- **Recorded information**:
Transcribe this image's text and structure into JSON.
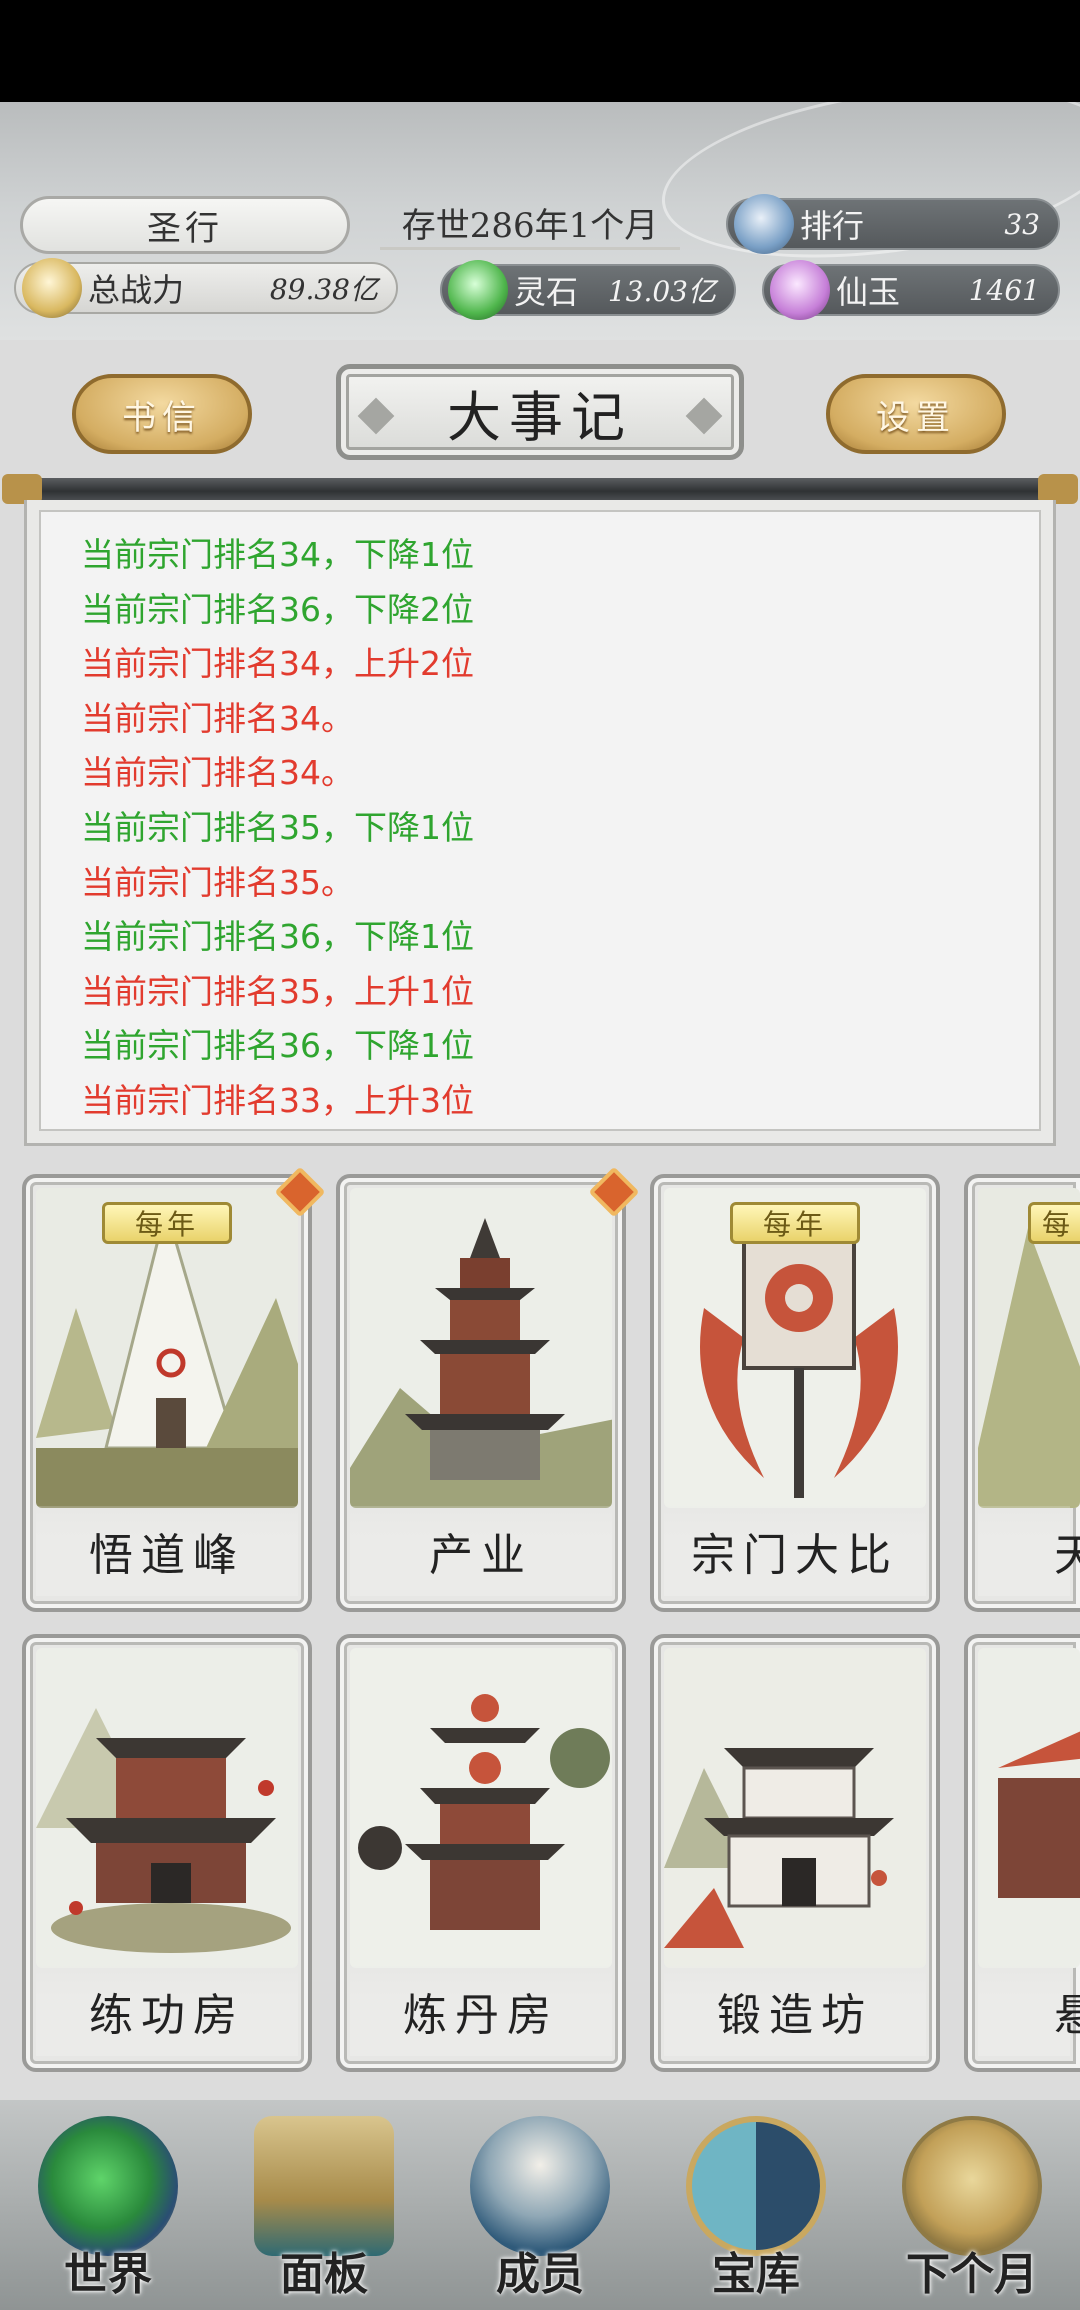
{
  "hud": {
    "sect_name": "圣行",
    "age": "存世286年1个月",
    "rank": {
      "label": "排行",
      "value": "33"
    },
    "power": {
      "label": "总战力",
      "value": "89.38亿"
    },
    "spirit_stone": {
      "label": "灵石",
      "value": "13.03亿"
    },
    "immortal_jade": {
      "label": "仙玉",
      "value": "1461"
    }
  },
  "toolbar": {
    "letters_label": "书信",
    "title": "大事记",
    "settings_label": "设置"
  },
  "log": [
    {
      "text": "当前宗门排名34，下降1位",
      "color": "#2fa52f"
    },
    {
      "text": "当前宗门排名36，下降2位",
      "color": "#2fa52f"
    },
    {
      "text": "当前宗门排名34，上升2位",
      "color": "#e23b2e"
    },
    {
      "text": "当前宗门排名34。",
      "color": "#e23b2e"
    },
    {
      "text": "当前宗门排名34。",
      "color": "#e23b2e"
    },
    {
      "text": "当前宗门排名35，下降1位",
      "color": "#2fa52f"
    },
    {
      "text": "当前宗门排名35。",
      "color": "#e23b2e"
    },
    {
      "text": "当前宗门排名36，下降1位",
      "color": "#2fa52f"
    },
    {
      "text": "当前宗门排名35，上升1位",
      "color": "#e23b2e"
    },
    {
      "text": "当前宗门排名36，下降1位",
      "color": "#2fa52f"
    },
    {
      "text": "当前宗门排名33，上升3位",
      "color": "#e23b2e"
    }
  ],
  "buildings": {
    "row1": [
      {
        "name": "悟道峰",
        "badge": "每年",
        "alert": true
      },
      {
        "name": "产业",
        "badge": "",
        "alert": true
      },
      {
        "name": "宗门大比",
        "badge": "每年",
        "alert": false
      },
      {
        "name": "天",
        "badge": "每",
        "alert": false
      }
    ],
    "row2": [
      {
        "name": "练功房"
      },
      {
        "name": "炼丹房"
      },
      {
        "name": "锻造坊"
      },
      {
        "name": "悬"
      }
    ]
  },
  "nav": [
    {
      "label": "世界",
      "icon": "world-icon"
    },
    {
      "label": "面板",
      "icon": "scroll-icon"
    },
    {
      "label": "成员",
      "icon": "member-icon"
    },
    {
      "label": "宝库",
      "icon": "treasury-icon"
    },
    {
      "label": "下个月",
      "icon": "next-month-icon"
    }
  ],
  "colors": {
    "gain": "#e23b2e",
    "loss": "#2fa52f",
    "gold": "#d4ad62"
  }
}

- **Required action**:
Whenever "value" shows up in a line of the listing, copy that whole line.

- **Solution to the problem**:
      "value": "33"
      "value": "89.38亿"
      "value": "13.03亿"
      "value": "1461"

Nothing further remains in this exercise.